Data for review ::
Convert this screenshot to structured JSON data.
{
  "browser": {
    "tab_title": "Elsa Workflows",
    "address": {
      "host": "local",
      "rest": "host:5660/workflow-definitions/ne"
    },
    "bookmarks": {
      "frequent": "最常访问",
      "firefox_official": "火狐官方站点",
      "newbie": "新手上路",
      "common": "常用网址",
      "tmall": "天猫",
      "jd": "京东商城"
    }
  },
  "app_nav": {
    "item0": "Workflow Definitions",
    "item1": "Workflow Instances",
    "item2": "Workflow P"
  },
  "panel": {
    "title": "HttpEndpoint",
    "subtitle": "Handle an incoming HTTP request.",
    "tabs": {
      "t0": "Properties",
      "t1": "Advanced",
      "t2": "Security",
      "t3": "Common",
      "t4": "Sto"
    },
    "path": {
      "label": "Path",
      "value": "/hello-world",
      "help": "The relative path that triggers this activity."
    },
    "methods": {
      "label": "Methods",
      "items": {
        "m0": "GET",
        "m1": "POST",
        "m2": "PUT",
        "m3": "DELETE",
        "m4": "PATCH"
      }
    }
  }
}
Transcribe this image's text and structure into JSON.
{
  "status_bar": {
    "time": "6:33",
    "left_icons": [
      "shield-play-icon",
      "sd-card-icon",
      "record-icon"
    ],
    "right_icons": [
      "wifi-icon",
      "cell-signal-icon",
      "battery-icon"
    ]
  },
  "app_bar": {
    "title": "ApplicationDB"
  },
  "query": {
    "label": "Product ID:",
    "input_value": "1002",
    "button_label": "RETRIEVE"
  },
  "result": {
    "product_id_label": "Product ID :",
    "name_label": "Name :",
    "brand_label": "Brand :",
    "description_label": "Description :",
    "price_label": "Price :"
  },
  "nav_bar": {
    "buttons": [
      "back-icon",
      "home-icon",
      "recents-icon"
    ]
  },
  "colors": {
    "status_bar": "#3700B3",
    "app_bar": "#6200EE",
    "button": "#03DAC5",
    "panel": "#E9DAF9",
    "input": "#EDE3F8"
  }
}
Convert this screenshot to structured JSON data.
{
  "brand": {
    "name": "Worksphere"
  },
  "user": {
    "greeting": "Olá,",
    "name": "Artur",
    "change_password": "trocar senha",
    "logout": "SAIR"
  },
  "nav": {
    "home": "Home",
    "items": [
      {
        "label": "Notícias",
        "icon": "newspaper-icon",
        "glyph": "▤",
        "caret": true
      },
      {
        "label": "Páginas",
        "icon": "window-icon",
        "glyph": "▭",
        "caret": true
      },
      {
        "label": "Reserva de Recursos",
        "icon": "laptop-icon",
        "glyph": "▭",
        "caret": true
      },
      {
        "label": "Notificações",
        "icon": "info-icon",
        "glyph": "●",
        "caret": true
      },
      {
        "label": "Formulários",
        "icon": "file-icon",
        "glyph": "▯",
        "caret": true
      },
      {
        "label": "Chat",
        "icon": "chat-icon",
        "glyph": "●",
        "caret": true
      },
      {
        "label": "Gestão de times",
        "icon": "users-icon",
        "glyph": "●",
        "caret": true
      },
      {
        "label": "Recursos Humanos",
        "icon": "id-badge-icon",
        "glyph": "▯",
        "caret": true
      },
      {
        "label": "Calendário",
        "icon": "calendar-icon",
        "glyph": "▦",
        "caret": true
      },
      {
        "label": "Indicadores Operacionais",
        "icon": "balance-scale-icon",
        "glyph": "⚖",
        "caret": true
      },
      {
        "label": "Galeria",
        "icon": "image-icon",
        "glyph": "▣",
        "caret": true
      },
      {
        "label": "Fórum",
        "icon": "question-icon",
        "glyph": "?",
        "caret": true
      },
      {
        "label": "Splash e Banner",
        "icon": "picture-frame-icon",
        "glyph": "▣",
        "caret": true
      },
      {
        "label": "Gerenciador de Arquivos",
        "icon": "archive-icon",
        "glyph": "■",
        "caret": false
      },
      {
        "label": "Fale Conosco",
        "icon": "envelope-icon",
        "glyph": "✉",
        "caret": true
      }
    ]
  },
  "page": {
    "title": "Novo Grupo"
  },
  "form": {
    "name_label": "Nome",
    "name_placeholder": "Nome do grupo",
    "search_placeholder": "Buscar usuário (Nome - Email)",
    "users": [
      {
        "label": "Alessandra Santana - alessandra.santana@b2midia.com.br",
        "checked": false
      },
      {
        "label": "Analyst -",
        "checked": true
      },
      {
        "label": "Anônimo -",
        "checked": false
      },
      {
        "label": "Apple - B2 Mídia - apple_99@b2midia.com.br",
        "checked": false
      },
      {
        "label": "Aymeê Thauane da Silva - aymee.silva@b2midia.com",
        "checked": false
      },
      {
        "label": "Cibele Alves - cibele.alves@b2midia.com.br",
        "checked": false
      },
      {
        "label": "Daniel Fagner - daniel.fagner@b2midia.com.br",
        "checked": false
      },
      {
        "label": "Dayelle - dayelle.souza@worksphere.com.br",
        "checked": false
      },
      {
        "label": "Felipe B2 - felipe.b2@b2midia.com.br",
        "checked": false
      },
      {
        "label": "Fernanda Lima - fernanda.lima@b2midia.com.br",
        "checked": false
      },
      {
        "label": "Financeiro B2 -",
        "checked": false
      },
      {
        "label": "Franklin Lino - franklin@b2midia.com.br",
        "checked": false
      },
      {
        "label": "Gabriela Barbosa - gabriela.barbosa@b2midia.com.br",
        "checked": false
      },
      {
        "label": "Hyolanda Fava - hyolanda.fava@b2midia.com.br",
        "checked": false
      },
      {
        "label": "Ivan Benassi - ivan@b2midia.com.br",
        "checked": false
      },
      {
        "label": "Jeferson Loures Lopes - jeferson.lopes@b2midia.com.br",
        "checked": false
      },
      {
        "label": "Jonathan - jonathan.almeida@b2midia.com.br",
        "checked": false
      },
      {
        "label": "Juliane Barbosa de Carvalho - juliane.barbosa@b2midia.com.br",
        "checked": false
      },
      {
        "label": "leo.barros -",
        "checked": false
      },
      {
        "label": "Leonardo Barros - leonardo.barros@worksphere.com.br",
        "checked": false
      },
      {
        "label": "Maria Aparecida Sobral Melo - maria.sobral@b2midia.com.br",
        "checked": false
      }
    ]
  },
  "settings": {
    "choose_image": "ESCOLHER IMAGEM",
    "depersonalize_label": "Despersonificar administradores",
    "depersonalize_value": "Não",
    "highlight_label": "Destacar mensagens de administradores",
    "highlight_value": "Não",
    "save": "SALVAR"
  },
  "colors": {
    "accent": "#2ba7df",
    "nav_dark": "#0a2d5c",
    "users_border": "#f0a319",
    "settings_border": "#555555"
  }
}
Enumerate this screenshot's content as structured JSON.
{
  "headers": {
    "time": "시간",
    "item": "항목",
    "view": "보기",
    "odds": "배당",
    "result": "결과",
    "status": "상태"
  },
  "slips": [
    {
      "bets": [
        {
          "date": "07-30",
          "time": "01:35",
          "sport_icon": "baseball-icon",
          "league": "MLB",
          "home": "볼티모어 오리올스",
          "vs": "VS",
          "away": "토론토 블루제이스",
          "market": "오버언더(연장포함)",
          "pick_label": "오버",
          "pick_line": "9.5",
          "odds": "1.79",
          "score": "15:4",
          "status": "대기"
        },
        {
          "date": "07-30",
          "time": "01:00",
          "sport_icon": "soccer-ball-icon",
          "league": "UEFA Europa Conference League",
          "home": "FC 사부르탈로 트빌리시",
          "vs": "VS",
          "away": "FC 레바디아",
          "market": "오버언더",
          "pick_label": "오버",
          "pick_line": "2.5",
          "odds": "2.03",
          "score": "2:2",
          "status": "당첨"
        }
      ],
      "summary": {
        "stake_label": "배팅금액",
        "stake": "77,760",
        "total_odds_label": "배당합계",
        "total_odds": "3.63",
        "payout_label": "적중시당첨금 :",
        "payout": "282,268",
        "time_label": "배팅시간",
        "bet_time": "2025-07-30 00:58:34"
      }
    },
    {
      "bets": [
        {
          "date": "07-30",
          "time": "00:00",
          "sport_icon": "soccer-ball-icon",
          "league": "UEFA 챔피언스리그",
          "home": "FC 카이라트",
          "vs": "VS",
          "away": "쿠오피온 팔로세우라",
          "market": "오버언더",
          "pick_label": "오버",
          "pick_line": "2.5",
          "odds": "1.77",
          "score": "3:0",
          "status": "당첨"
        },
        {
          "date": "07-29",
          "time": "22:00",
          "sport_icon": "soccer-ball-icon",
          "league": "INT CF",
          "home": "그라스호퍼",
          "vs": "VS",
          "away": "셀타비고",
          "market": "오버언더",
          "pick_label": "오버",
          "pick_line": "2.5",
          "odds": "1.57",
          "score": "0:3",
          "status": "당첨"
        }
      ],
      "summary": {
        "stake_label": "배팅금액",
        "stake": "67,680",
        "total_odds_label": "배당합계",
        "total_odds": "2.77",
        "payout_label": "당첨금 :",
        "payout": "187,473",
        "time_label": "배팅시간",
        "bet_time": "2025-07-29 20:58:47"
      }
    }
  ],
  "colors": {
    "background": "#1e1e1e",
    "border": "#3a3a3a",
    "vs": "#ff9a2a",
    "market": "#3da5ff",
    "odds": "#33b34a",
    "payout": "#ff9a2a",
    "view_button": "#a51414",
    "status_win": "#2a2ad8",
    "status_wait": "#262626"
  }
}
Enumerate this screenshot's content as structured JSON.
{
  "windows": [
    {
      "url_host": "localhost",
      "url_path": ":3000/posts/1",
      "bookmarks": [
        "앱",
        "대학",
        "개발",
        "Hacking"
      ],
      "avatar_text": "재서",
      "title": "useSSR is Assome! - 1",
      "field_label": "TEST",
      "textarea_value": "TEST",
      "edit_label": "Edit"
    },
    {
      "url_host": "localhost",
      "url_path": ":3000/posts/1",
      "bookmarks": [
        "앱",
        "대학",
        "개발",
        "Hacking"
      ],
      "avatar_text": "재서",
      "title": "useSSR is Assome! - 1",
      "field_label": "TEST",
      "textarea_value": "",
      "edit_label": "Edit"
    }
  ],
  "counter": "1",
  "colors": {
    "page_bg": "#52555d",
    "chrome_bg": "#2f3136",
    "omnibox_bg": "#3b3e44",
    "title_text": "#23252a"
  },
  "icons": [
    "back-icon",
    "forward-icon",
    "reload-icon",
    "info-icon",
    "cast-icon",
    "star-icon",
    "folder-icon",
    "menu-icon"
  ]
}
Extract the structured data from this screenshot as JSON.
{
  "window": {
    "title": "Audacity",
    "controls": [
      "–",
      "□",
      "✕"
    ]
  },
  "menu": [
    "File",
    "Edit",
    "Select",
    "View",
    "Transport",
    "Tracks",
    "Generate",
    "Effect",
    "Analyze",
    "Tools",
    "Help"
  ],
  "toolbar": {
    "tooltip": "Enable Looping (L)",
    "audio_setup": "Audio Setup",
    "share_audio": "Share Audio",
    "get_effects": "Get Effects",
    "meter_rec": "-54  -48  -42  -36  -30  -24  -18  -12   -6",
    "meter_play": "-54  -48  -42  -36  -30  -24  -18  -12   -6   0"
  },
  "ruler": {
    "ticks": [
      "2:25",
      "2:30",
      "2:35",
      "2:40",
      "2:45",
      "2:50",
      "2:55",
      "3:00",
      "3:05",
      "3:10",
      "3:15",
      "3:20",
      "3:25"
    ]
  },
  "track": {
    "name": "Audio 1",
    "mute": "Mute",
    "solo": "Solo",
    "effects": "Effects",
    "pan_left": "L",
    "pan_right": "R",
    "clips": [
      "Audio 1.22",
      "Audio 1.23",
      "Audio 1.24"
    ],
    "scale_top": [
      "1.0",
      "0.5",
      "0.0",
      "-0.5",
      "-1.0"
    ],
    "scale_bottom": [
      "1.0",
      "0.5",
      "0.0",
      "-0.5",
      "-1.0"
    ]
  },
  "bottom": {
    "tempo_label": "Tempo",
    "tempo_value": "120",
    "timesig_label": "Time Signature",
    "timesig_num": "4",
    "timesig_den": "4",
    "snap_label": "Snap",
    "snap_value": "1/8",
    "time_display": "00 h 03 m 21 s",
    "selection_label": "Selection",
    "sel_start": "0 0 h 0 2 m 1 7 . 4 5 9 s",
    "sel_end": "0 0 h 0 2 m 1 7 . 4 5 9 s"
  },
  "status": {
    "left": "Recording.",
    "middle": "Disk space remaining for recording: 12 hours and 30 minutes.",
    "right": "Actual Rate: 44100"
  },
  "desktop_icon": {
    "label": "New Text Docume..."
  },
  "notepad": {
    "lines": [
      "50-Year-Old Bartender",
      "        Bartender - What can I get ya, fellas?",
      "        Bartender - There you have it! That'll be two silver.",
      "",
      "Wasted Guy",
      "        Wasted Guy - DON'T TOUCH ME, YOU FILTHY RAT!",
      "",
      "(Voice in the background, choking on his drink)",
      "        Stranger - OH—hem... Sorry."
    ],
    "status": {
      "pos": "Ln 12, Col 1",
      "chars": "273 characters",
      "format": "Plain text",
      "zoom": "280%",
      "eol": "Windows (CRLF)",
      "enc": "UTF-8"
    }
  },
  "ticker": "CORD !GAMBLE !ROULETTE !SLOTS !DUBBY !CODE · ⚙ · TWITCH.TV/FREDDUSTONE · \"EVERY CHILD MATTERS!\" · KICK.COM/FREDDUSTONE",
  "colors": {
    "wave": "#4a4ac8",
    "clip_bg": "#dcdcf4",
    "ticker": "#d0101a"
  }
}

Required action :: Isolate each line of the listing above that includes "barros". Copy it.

Solution to this problem ::
        "label": "leo.barros -",
        "label": "Leonardo Barros - leonardo.barros@worksphere.com.br",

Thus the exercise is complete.